Link to Pubmed [PMID] – 22158870
J. Biol. Chem. 2012 Feb;287(7):4544-51

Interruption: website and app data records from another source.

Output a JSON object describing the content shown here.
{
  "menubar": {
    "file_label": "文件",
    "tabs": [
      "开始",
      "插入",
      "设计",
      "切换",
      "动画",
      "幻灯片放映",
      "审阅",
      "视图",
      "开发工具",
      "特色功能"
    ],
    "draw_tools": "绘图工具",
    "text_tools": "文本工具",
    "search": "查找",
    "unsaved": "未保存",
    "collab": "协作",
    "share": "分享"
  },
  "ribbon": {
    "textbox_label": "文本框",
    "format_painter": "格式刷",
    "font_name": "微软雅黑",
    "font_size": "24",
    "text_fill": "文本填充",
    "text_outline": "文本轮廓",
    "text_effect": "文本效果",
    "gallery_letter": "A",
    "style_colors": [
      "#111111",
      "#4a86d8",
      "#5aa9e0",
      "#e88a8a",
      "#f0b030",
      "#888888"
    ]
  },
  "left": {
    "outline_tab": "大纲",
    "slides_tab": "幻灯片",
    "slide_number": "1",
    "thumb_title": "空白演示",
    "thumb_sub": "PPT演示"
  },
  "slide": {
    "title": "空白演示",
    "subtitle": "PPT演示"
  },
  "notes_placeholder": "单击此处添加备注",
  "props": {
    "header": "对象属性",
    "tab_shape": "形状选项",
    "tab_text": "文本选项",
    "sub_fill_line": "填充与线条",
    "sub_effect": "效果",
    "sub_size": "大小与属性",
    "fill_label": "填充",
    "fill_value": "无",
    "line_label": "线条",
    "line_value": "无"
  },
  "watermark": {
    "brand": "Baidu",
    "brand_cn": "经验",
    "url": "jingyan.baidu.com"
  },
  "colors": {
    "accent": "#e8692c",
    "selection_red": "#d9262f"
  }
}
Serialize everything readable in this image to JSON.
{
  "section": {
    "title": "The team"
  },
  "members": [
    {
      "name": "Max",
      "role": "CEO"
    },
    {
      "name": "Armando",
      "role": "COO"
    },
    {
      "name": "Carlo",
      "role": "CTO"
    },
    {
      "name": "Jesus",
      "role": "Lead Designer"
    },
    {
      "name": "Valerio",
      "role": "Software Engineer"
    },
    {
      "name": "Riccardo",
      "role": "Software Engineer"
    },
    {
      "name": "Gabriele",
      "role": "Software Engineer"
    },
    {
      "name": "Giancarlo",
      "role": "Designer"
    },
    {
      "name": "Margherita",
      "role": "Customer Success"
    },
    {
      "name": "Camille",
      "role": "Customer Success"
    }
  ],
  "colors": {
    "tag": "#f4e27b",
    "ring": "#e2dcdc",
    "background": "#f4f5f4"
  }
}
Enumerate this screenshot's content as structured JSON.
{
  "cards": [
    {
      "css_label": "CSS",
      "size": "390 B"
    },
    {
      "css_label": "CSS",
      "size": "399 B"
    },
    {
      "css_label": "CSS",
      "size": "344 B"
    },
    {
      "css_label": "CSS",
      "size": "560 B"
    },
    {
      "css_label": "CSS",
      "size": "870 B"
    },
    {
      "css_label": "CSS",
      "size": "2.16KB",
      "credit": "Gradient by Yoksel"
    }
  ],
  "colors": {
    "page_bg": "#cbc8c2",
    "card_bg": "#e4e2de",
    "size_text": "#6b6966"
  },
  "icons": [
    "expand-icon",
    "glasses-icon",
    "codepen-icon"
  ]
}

Pathogenic bacteria can resist their microenvironment by changing the expression of virulence genes. In Salmonella typhimurium, some of these genes are controlled by the two-component system PhoP-PhoQ. Studies have shown that activation of the system by cationic antimicrobial peptides (AMPs) results, among other changes, in outer membrane remodeling. However, it is not fully clear what characteristics of AMPs are required to activate the PhoP-PhoQ system and whether activation can induce resistance to the various AMPs. For that purpose, we investigated the ability of a broad repertoire of AMPs to traverse the inner membrane, to activate the PhoP-PhoQ system, and to induce bacterial resistance. The AMPs differ in length, composition, and net positive charge, and the tested bacteria include two wild-type (WT) Salmonella strains and their corresponding PhoP-PhoQ knock-out mutants. A lacZ-reporting system was adapted to follow PhoP-PhoQ activation. The data revealed that: (i) a good correlation exists among the extent of the positive charge, hydrophobicity, and amphipathicity of an AMP and its potency to activate PhoP-PhoQ; (ii) a +1 charged peptide containing histidines was highly potent, suggesting the existence of an additional mechanism independent of the peptide charge; (iii) the WT bacteria are more resistant to AMPs that are potent activators of PhoP-PhoQ; (iv) only a subset of AMPs, independent of their potency to activate the system, is more toxic to the mutated bacteria compared with the WT strains; and (v) short term exposure of WT bacteria to these AMPs does not enhance resistance. Overall, this study advances our understanding of the molecular mechanism by which AMPs activate PhoP-PhoQ and induce bacterial resistance. It also reveals that some AMPs can overcome such a resistance mechanism.